[Given data]
┌────────

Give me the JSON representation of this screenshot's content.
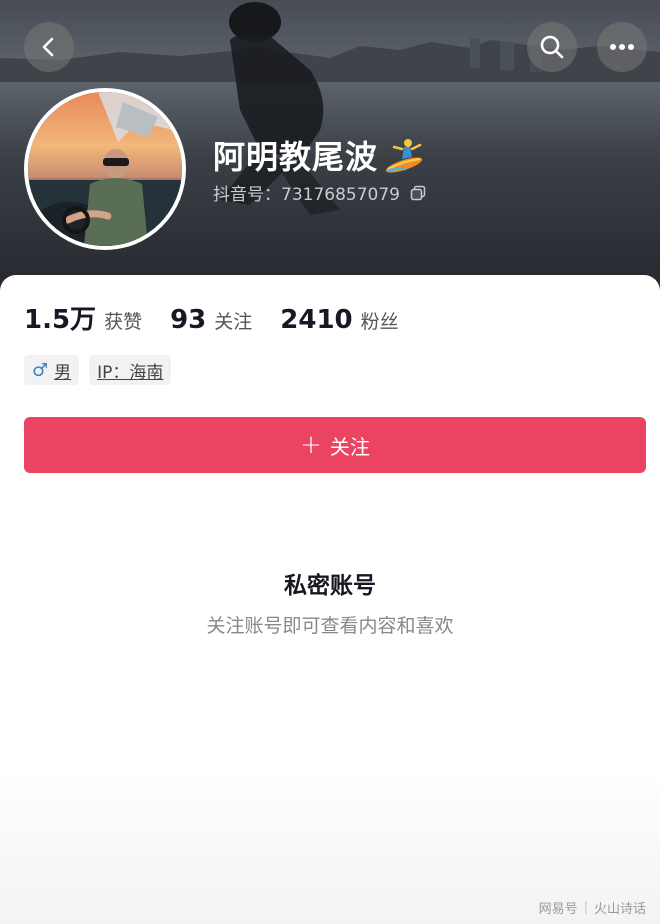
{
  "header": {
    "nickname": "阿明教尾波",
    "douyin_id": "抖音号：73176857079",
    "icons": [
      "back-icon",
      "search-icon",
      "more-icon",
      "surfing-emoji",
      "copy-icon"
    ]
  },
  "stats": [
    {
      "value": "1.5万",
      "label": "获赞"
    },
    {
      "value": "93",
      "label": "关注"
    },
    {
      "value": "2410",
      "label": "粉丝"
    }
  ],
  "tags": {
    "gender": "男",
    "ip": "IP：海南"
  },
  "follow_button": {
    "label": "关注",
    "color": "#ea4462"
  },
  "private": {
    "title": "私密账号",
    "description": "关注账号即可查看内容和喜欢"
  },
  "watermark": {
    "left": "网易号",
    "right": "火山诗话"
  }
}
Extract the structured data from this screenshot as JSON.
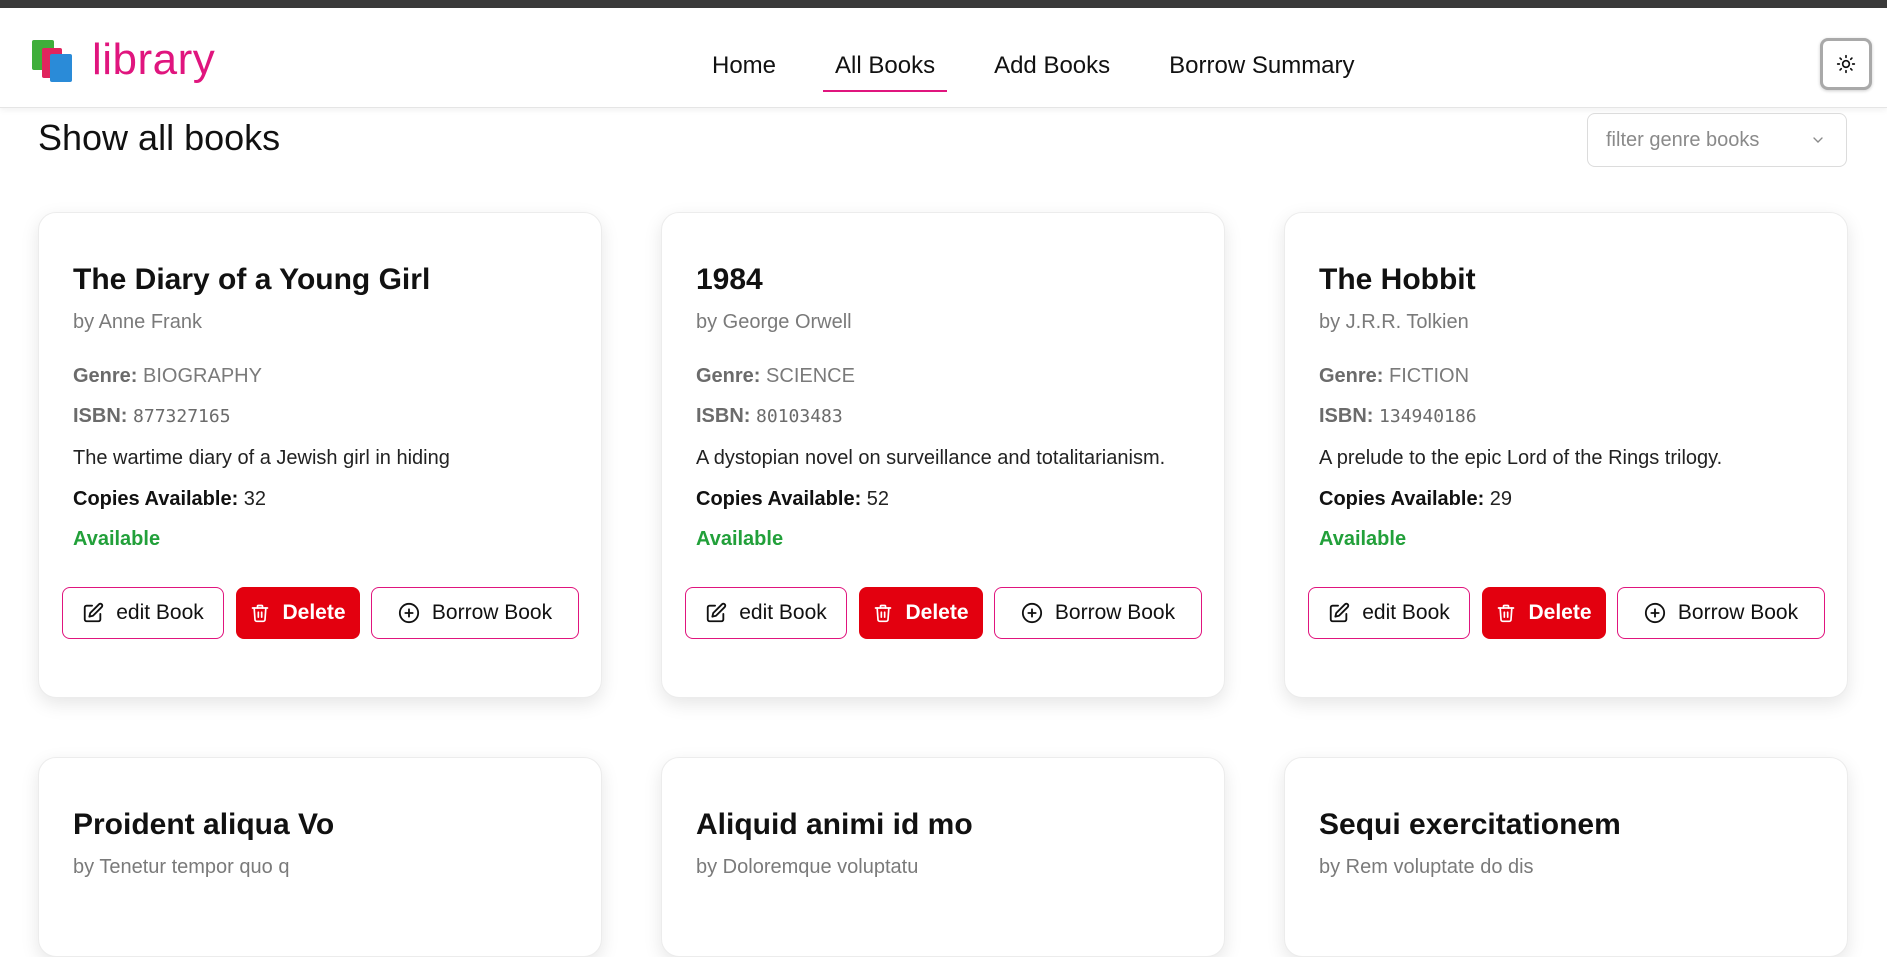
{
  "app": {
    "name": "library"
  },
  "nav": {
    "links": [
      {
        "label": "Home",
        "active": false
      },
      {
        "label": "All Books",
        "active": true
      },
      {
        "label": "Add Books",
        "active": false
      },
      {
        "label": "Borrow Summary",
        "active": false
      }
    ]
  },
  "page": {
    "title": "Show all books"
  },
  "filter": {
    "placeholder": "filter genre books"
  },
  "labels": {
    "genre": "Genre:",
    "isbn": "ISBN:",
    "copies": "Copies Available:",
    "edit": "edit Book",
    "delete": "Delete",
    "borrow": "Borrow Book"
  },
  "books": [
    {
      "title": "The Diary of a Young Girl",
      "author": "by Anne Frank",
      "genre": "BIOGRAPHY",
      "isbn": "877327165",
      "description": "The wartime diary of a Jewish girl in hiding",
      "copies": "32",
      "status": "Available"
    },
    {
      "title": "1984",
      "author": "by George Orwell",
      "genre": "SCIENCE",
      "isbn": "80103483",
      "description": "A dystopian novel on surveillance and totalitarianism.",
      "copies": "52",
      "status": "Available"
    },
    {
      "title": "The Hobbit",
      "author": "by J.R.R. Tolkien",
      "genre": "FICTION",
      "isbn": "134940186",
      "description": "A prelude to the epic Lord of the Rings trilogy.",
      "copies": "29",
      "status": "Available"
    },
    {
      "title": "Proident aliqua Vo",
      "author": "by Tenetur tempor quo q"
    },
    {
      "title": "Aliquid animi id mo",
      "author": "by Doloremque voluptatu"
    },
    {
      "title": "Sequi exercitationem",
      "author": "by Rem voluptate do dis"
    }
  ],
  "colors": {
    "brand": "#e0157e",
    "danger": "#e3000f",
    "available": "#22a03a"
  }
}
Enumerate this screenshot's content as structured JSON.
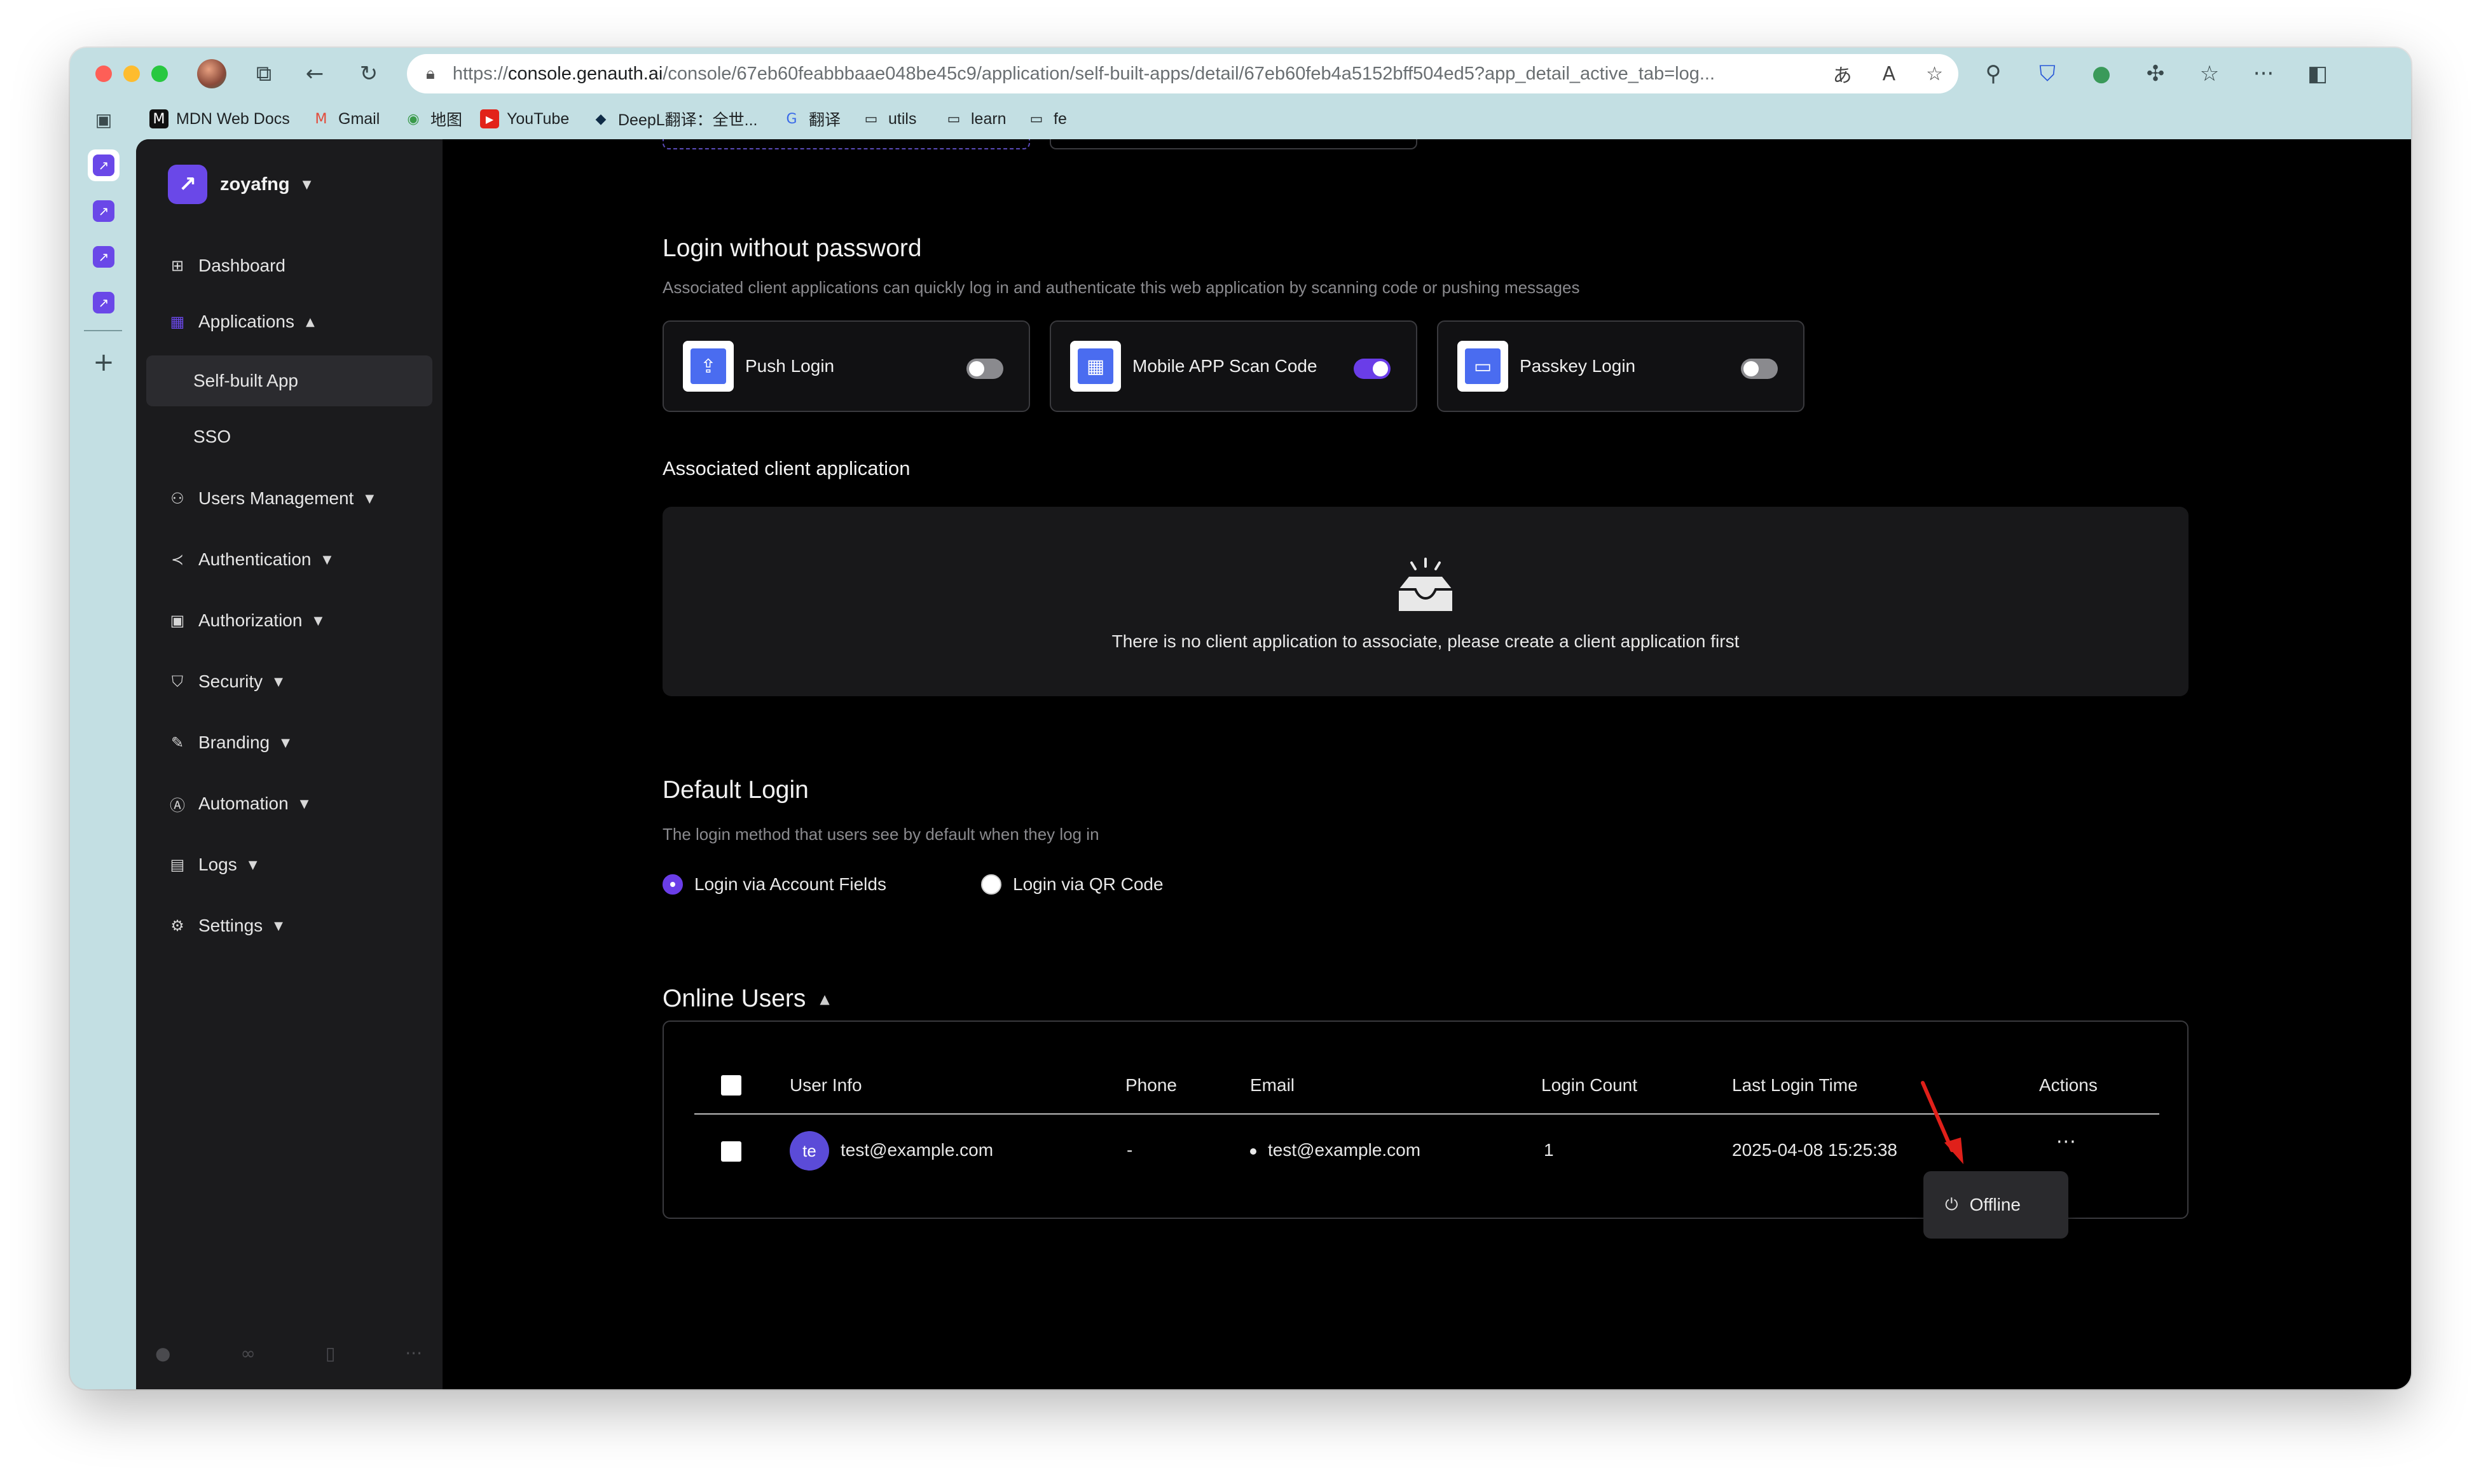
{
  "browser": {
    "url_prefix": "https://",
    "url_domain": "console.genauth.ai",
    "url_path": "/console/67eb60feabbbaae048be45c9/application/self-built-apps/detail/67eb60feb4a5152bff504ed5?app_detail_active_tab=log...",
    "bookmarks": [
      {
        "label": "MDN Web Docs",
        "icon": "M"
      },
      {
        "label": "Gmail",
        "icon": "M"
      },
      {
        "label": "地图",
        "icon": "◉"
      },
      {
        "label": "YouTube",
        "icon": "▶"
      },
      {
        "label": "DeepL翻译：全世...",
        "icon": "◆"
      },
      {
        "label": "翻译",
        "icon": "G"
      },
      {
        "label": "utils",
        "icon": "▭"
      },
      {
        "label": "learn",
        "icon": "▭"
      },
      {
        "label": "fe",
        "icon": "▭"
      }
    ]
  },
  "sidebar": {
    "org_name": "zoyafng",
    "items": [
      {
        "label": "Dashboard",
        "icon": "dashboard-icon"
      },
      {
        "label": "Applications",
        "icon": "applications-icon"
      },
      {
        "label": "Self-built App"
      },
      {
        "label": "SSO"
      },
      {
        "label": "Users Management",
        "icon": "users-icon"
      },
      {
        "label": "Authentication",
        "icon": "share-icon"
      },
      {
        "label": "Authorization",
        "icon": "lock-icon"
      },
      {
        "label": "Security",
        "icon": "shield-icon"
      },
      {
        "label": "Branding",
        "icon": "brush-icon"
      },
      {
        "label": "Automation",
        "icon": "automation-icon"
      },
      {
        "label": "Logs",
        "icon": "logs-icon"
      },
      {
        "label": "Settings",
        "icon": "gear-icon"
      }
    ]
  },
  "passwordless": {
    "title": "Login without password",
    "description": "Associated client applications can quickly log in and authenticate this web application by scanning code or pushing messages",
    "cards": [
      {
        "label": "Push Login",
        "enabled": false
      },
      {
        "label": "Mobile APP Scan Code",
        "enabled": true
      },
      {
        "label": "Passkey Login",
        "enabled": false
      }
    ]
  },
  "associated": {
    "title": "Associated client application",
    "empty_text": "There is no client application to associate, please create a client application first"
  },
  "default_login": {
    "title": "Default Login",
    "description": "The login method that users see by default when they log in",
    "options": [
      {
        "label": "Login via Account Fields",
        "checked": true
      },
      {
        "label": "Login via QR Code",
        "checked": false
      }
    ]
  },
  "online_users": {
    "title": "Online Users",
    "columns": [
      "User Info",
      "Phone",
      "Email",
      "Login Count",
      "Last Login Time",
      "Actions"
    ],
    "rows": [
      {
        "avatar": "te",
        "user": "test@example.com",
        "phone": "-",
        "email": "test@example.com",
        "login_count": "1",
        "last_login": "2025-04-08 15:25:38",
        "actions": "···"
      }
    ],
    "menu": {
      "item": "Offline"
    }
  },
  "colors": {
    "accent": "#6a3de8",
    "annotation_arrow": "#e0201a"
  }
}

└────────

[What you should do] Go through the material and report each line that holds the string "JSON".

[Expected answer]
Give me the JSON representation of this screenshot's content.
Extract the structured data from this screenshot as JSON.
Enumerate this screenshot's content as structured JSON.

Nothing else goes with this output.